*** Opening of Input data ***

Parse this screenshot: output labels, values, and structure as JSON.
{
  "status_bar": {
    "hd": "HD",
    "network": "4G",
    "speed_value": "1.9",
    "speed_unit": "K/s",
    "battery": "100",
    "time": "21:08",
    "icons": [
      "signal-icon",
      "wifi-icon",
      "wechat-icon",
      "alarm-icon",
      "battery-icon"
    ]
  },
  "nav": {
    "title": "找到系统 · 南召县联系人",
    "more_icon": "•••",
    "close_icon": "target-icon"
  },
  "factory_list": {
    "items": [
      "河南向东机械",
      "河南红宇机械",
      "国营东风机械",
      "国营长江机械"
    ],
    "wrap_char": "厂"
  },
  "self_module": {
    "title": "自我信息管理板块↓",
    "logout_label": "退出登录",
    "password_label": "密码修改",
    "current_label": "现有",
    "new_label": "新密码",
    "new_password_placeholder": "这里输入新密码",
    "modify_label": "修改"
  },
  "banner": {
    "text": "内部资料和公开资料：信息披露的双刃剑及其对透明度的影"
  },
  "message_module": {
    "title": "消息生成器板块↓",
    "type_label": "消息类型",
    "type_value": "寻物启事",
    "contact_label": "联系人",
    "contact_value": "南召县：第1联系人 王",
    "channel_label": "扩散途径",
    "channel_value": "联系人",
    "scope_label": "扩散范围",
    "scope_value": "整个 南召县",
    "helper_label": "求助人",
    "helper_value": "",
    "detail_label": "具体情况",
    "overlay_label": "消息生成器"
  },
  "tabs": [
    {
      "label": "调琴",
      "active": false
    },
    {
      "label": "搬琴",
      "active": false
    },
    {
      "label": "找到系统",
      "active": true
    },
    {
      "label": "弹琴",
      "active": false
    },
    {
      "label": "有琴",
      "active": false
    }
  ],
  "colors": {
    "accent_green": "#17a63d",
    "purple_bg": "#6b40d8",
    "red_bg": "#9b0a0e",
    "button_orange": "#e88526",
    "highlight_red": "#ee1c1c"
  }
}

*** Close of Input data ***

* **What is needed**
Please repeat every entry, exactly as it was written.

* **Reply to the task**
Parse this screenshot: output labels, values, and structure as JSON.
{
  "status_bar": {
    "hd": "HD",
    "network": "4G",
    "speed_value": "1.9",
    "speed_unit": "K/s",
    "battery": "100",
    "time": "21:08",
    "icons": [
      "signal-icon",
      "wifi-icon",
      "wechat-icon",
      "alarm-icon",
      "battery-icon"
    ]
  },
  "nav": {
    "title": "找到系统 · 南召县联系人",
    "more_icon": "•••",
    "close_icon": "target-icon"
  },
  "factory_list": {
    "items": [
      "河南向东机械",
      "河南红宇机械",
      "国营东风机械",
      "国营长江机械"
    ],
    "wrap_char": "厂"
  },
  "self_module": {
    "title": "自我信息管理板块↓",
    "logout_label": "退出登录",
    "password_label": "密码修改",
    "current_label": "现有",
    "new_label": "新密码",
    "new_password_placeholder": "这里输入新密码",
    "modify_label": "修改"
  },
  "banner": {
    "text": "内部资料和公开资料：信息披露的双刃剑及其对透明度的影"
  },
  "message_module": {
    "title": "消息生成器板块↓",
    "type_label": "消息类型",
    "type_value": "寻物启事",
    "contact_label": "联系人",
    "contact_value": "南召县：第1联系人 王",
    "channel_label": "扩散途径",
    "channel_value": "联系人",
    "scope_label": "扩散范围",
    "scope_value": "整个 南召县",
    "helper_label": "求助人",
    "helper_value": "",
    "detail_label": "具体情况",
    "overlay_label": "消息生成器"
  },
  "tabs": [
    {
      "label": "调琴",
      "active": false
    },
    {
      "label": "搬琴",
      "active": false
    },
    {
      "label": "找到系统",
      "active": true
    },
    {
      "label": "弹琴",
      "active": false
    },
    {
      "label": "有琴",
      "active": false
    }
  ],
  "colors": {
    "accent_green": "#17a63d",
    "purple_bg": "#6b40d8",
    "red_bg": "#9b0a0e",
    "button_orange": "#e88526",
    "highlight_red": "#ee1c1c"
  }
}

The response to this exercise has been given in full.